[Start of Attachment]

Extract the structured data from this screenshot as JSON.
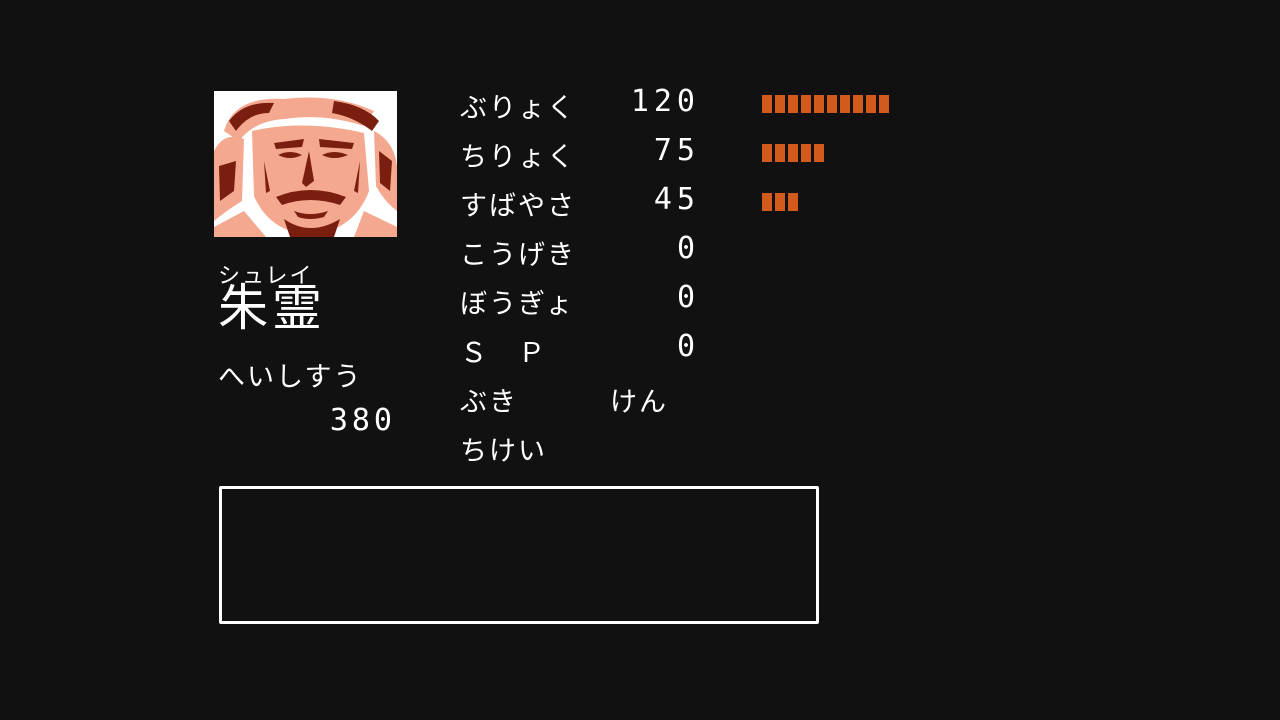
{
  "general": {
    "furigana": "シュレイ",
    "name": "朱霊",
    "portrait_icon": "general-portrait-icon"
  },
  "soldiers": {
    "label": "へいしすう",
    "value": "380"
  },
  "stats": {
    "power": {
      "label": "ぶりょく",
      "value": "120",
      "bar_level": 10
    },
    "intellect": {
      "label": "ちりょく",
      "value": "75",
      "bar_level": 5
    },
    "speed": {
      "label": "すばやさ",
      "value": "45",
      "bar_level": 3
    },
    "attack": {
      "label": "こうげき",
      "value": "0"
    },
    "defense": {
      "label": "ぼうぎょ",
      "value": "0"
    },
    "sp": {
      "label": "Ｓ　Ｐ",
      "value": "0"
    },
    "weapon": {
      "label": "ぶき",
      "value": "けん"
    },
    "terrain": {
      "label": "ちけい",
      "value": ""
    }
  },
  "message": {
    "text": ""
  },
  "colors": {
    "background": "#111111",
    "text": "#ffffff",
    "bar": "#d15a1c",
    "portrait_light": "#f4a890",
    "portrait_dark": "#7a1e10"
  }
}
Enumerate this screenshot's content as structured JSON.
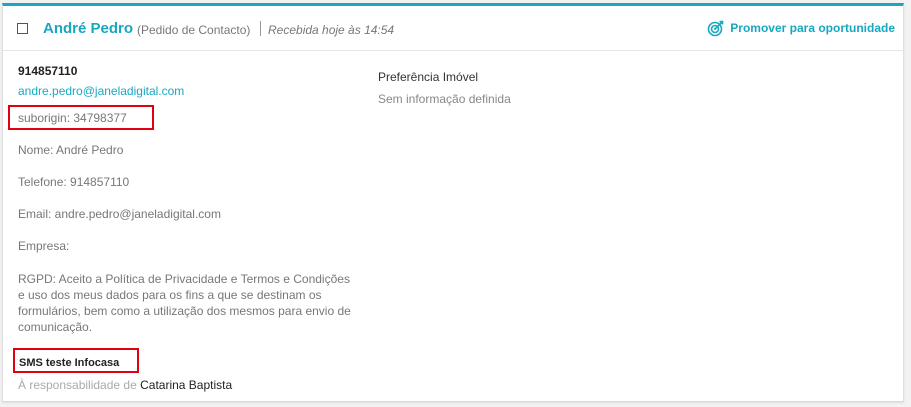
{
  "lead": {
    "name": "André Pedro",
    "type": "(Pedido de Contacto)",
    "received": "Recebida hoje às 14:54",
    "promote_label": "Promover para oportunidade",
    "phone": "914857110",
    "email": "andre.pedro@janeladigital.com",
    "suborigin": "suborigin: 34798377",
    "fields": {
      "nome": "Nome: André Pedro",
      "telefone": "Telefone: 914857110",
      "email": "Email: andre.pedro@janeladigital.com",
      "empresa": "Empresa:"
    },
    "rgpd": "RGPD: Aceito a Política de Privacidade e Termos e Condições e uso dos meus dados para os fins a que se destinam os formulários, bem como a utilização dos mesmos para envio de comunicação.",
    "source": "SMS teste Infocasa",
    "responsibility_prefix": "À responsabilidade de",
    "responsible": "Catarina Baptista"
  },
  "preferences": {
    "title": "Preferência Imóvel",
    "value": "Sem informação definida"
  },
  "colors": {
    "accent": "#17a8c0",
    "highlight": "#e0000f"
  }
}
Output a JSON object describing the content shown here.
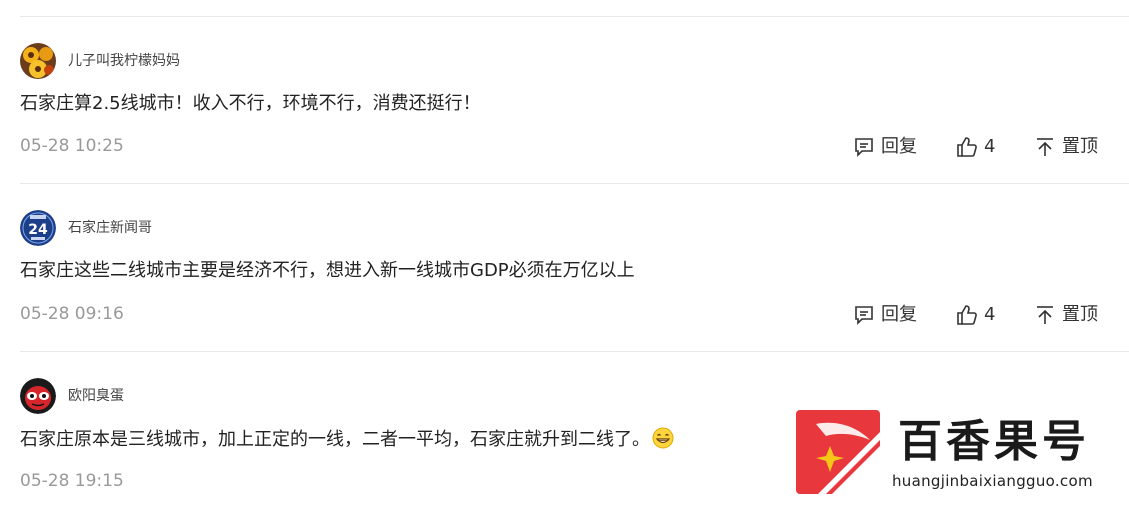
{
  "comments": [
    {
      "username": "儿子叫我柠檬妈妈",
      "content": "石家庄算2.5线城市！收入不行，环境不行，消费还挺行！",
      "time": "05-28 10:25",
      "reply_label": "回复",
      "like_count": "4",
      "pin_label": "置顶"
    },
    {
      "username": "石家庄新闻哥",
      "avatar_text": "24",
      "content": "石家庄这些二线城市主要是经济不行，想进入新一线城市GDP必须在万亿以上",
      "time": "05-28 09:16",
      "reply_label": "回复",
      "like_count": "4",
      "pin_label": "置顶"
    },
    {
      "username": "欧阳臭蛋",
      "content": "石家庄原本是三线城市，加上正定的一线，二者一平均，石家庄就升到二线了。",
      "time": "05-28 19:15"
    }
  ],
  "watermark": {
    "title": "百香果号",
    "url": "huangjinbaixiangguo.com"
  },
  "colors": {
    "meta_gray": "#999999",
    "divider": "#e8e8e8",
    "logo_red": "#e8383d",
    "logo_yellow": "#f5c518"
  }
}
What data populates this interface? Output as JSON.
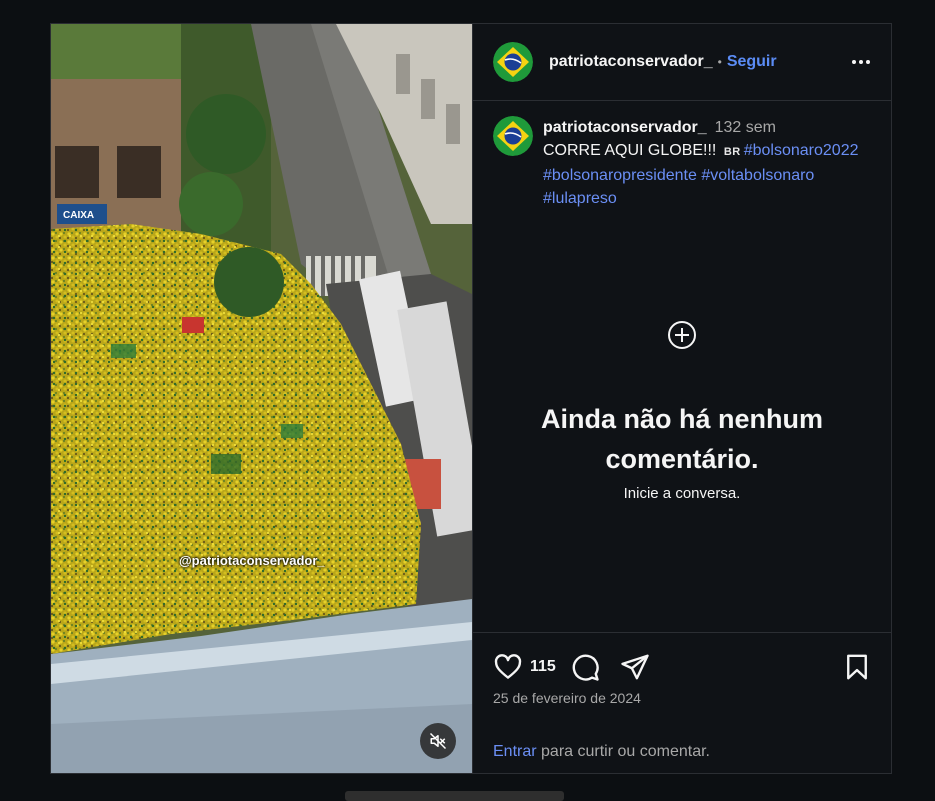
{
  "post": {
    "username": "patriotaconservador_",
    "separator": "•",
    "follow_label": "Seguir",
    "caption_time": "132 sem",
    "caption_text": "CORRE AQUI GLOBE!!!",
    "caption_flag": "BR",
    "hashtags": [
      "#bolsonaro2022",
      "#bolsonaropresidente",
      "#voltabolsonaro",
      "#lulapreso"
    ],
    "empty_title": "Ainda não há nenhum comentário.",
    "empty_subtitle": "Inicie a conversa.",
    "like_count": "115",
    "date": "25 de fevereiro de 2024",
    "login_link": "Entrar",
    "login_text": " para curtir ou comentar."
  },
  "media": {
    "watermark": "@patriotaconservador_",
    "building_sign": "CAIXA"
  },
  "icons": {
    "more": "more-horizontal-icon",
    "add_comment": "plus-circle-icon",
    "like": "heart-icon",
    "comment": "comment-bubble-icon",
    "share": "send-icon",
    "save": "bookmark-icon",
    "mute": "speaker-muted-icon"
  },
  "colors": {
    "link_blue": "#6b8ff5",
    "background": "#0f1216",
    "crowd_yellow": "#d8c21e",
    "crowd_green": "#3d7a2c"
  }
}
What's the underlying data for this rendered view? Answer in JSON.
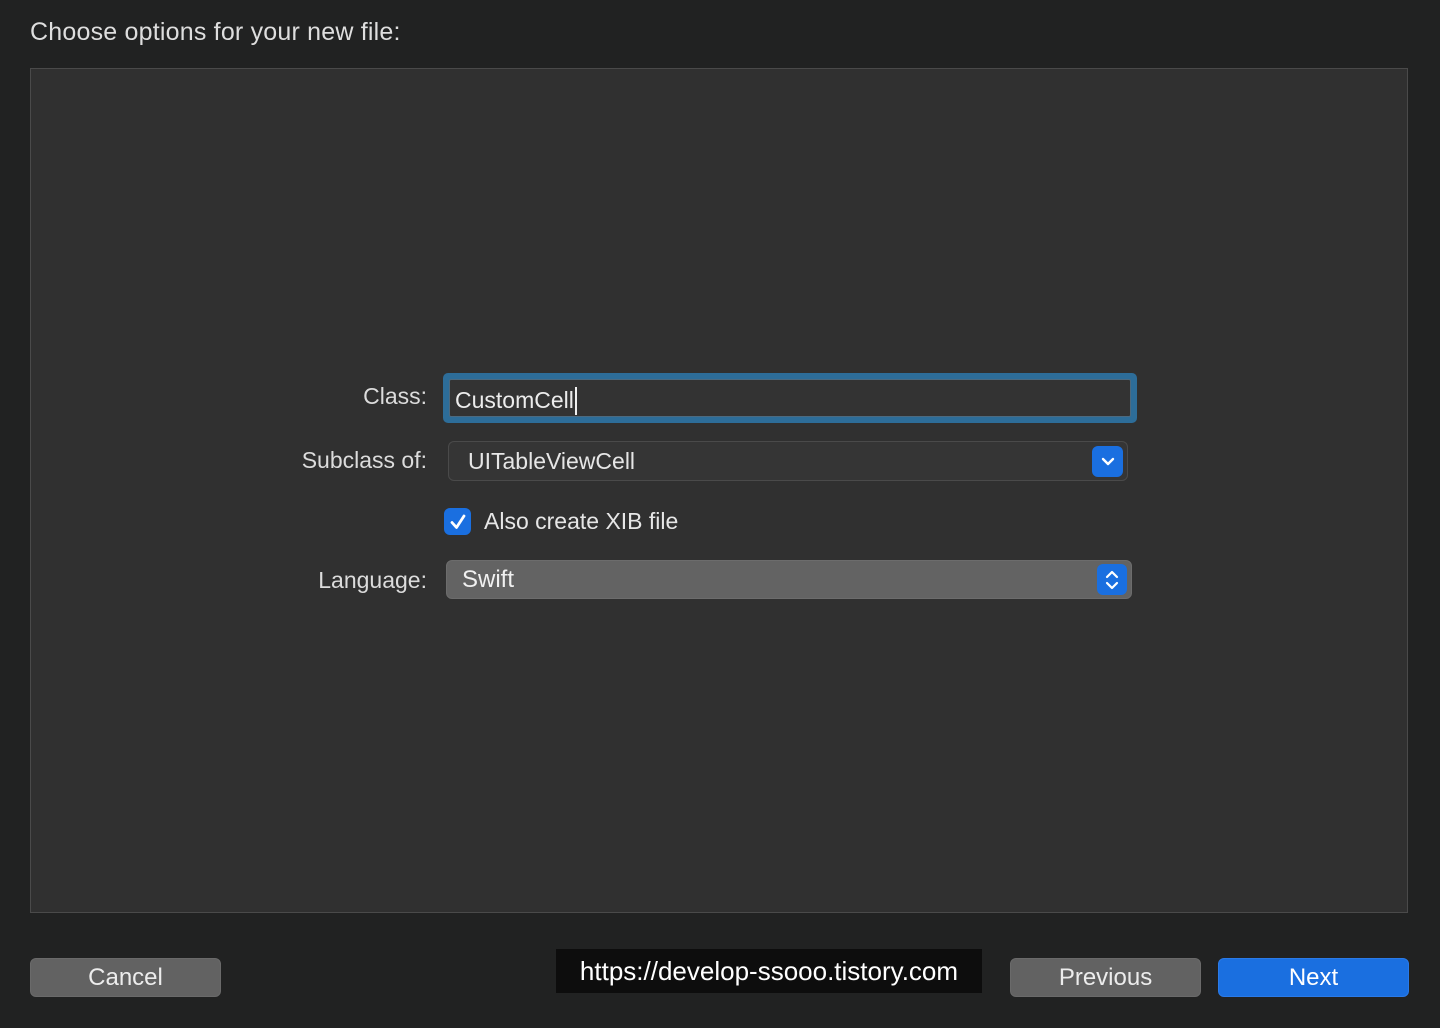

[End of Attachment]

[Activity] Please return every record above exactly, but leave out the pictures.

[Solution]
Extract the structured data from this screenshot as JSON.
{
  "general": {
    "furigana": "シュレイ",
    "name": "朱霊",
    "portrait_icon": "general-portrait-icon"
  },
  "soldiers": {
    "label": "へいしすう",
    "value": "380"
  },
  "stats": {
    "power": {
      "label": "ぶりょく",
      "value": "120",
      "bar_level": 10
    },
    "intellect": {
      "label": "ちりょく",
      "value": "75",
      "bar_level": 5
    },
    "speed": {
      "label": "すばやさ",
      "value": "45",
      "bar_level": 3
    },
    "attack": {
      "label": "こうげき",
      "value": "0"
    },
    "defense": {
      "label": "ぼうぎょ",
      "value": "0"
    },
    "sp": {
      "label": "Ｓ　Ｐ",
      "value": "0"
    },
    "weapon": {
      "label": "ぶき",
      "value": "けん"
    },
    "terrain": {
      "label": "ちけい",
      "value": ""
    }
  },
  "message": {
    "text": ""
  },
  "colors": {
    "background": "#111111",
    "text": "#ffffff",
    "bar": "#d15a1c",
    "portrait_light": "#f4a890",
    "portrait_dark": "#7a1e10"
  }
}
Enumerate this screenshot's content as structured JSON.
{
  "lead": {
    "name": "André Pedro",
    "type": "(Pedido de Contacto)",
    "received": "Recebida hoje às 14:54",
    "promote_label": "Promover para oportunidade",
    "phone": "914857110",
    "email": "andre.pedro@janeladigital.com",
    "suborigin": "suborigin: 34798377",
    "fields": {
      "nome": "Nome: André Pedro",
      "telefone": "Telefone: 914857110",
      "email": "Email: andre.pedro@janeladigital.com",
      "empresa": "Empresa:"
    },
    "rgpd": "RGPD: Aceito a Política de Privacidade e Termos e Condições e uso dos meus dados para os fins a que se destinam os formulários, bem como a utilização dos mesmos para envio de comunicação.",
    "source": "SMS teste Infocasa",
    "responsibility_prefix": "À responsabilidade de",
    "responsible": "Catarina Baptista"
  },
  "preferences": {
    "title": "Preferência Imóvel",
    "value": "Sem informação definida"
  },
  "colors": {
    "accent": "#17a8c0",
    "highlight": "#e0000f"
  }
}
Output a JSON object describing the content shown here.
{
  "comments": [
    {
      "username": "儿子叫我柠檬妈妈",
      "content": "石家庄算2.5线城市！收入不行，环境不行，消费还挺行！",
      "time": "05-28 10:25",
      "reply_label": "回复",
      "like_count": "4",
      "pin_label": "置顶"
    },
    {
      "username": "石家庄新闻哥",
      "avatar_text": "24",
      "content": "石家庄这些二线城市主要是经济不行，想进入新一线城市GDP必须在万亿以上",
      "time": "05-28 09:16",
      "reply_label": "回复",
      "like_count": "4",
      "pin_label": "置顶"
    },
    {
      "username": "欧阳臭蛋",
      "content": "石家庄原本是三线城市，加上正定的一线，二者一平均，石家庄就升到二线了。",
      "time": "05-28 19:15"
    }
  ],
  "watermark": {
    "title": "百香果号",
    "url": "huangjinbaixiangguo.com"
  },
  "colors": {
    "meta_gray": "#999999",
    "divider": "#e8e8e8",
    "logo_red": "#e8383d",
    "logo_yellow": "#f5c518"
  }
}
What data populates this interface? Output as JSON.
{
  "post": {
    "username": "patriotaconservador_",
    "separator": "•",
    "follow_label": "Seguir",
    "caption_time": "132 sem",
    "caption_text": "CORRE AQUI GLOBE!!!",
    "caption_flag": "BR",
    "hashtags": [
      "#bolsonaro2022",
      "#bolsonaropresidente",
      "#voltabolsonaro",
      "#lulapreso"
    ],
    "empty_title": "Ainda não há nenhum comentário.",
    "empty_subtitle": "Inicie a conversa.",
    "like_count": "115",
    "date": "25 de fevereiro de 2024",
    "login_link": "Entrar",
    "login_text": " para curtir ou comentar."
  },
  "media": {
    "watermark": "@patriotaconservador_",
    "building_sign": "CAIXA"
  },
  "icons": {
    "more": "more-horizontal-icon",
    "add_comment": "plus-circle-icon",
    "like": "heart-icon",
    "comment": "comment-bubble-icon",
    "share": "send-icon",
    "save": "bookmark-icon",
    "mute": "speaker-muted-icon"
  },
  "colors": {
    "link_blue": "#6b8ff5",
    "background": "#0f1216",
    "crowd_yellow": "#d8c21e",
    "crowd_green": "#3d7a2c"
  }
}
What's the underlying data for this rendered view? Answer in JSON.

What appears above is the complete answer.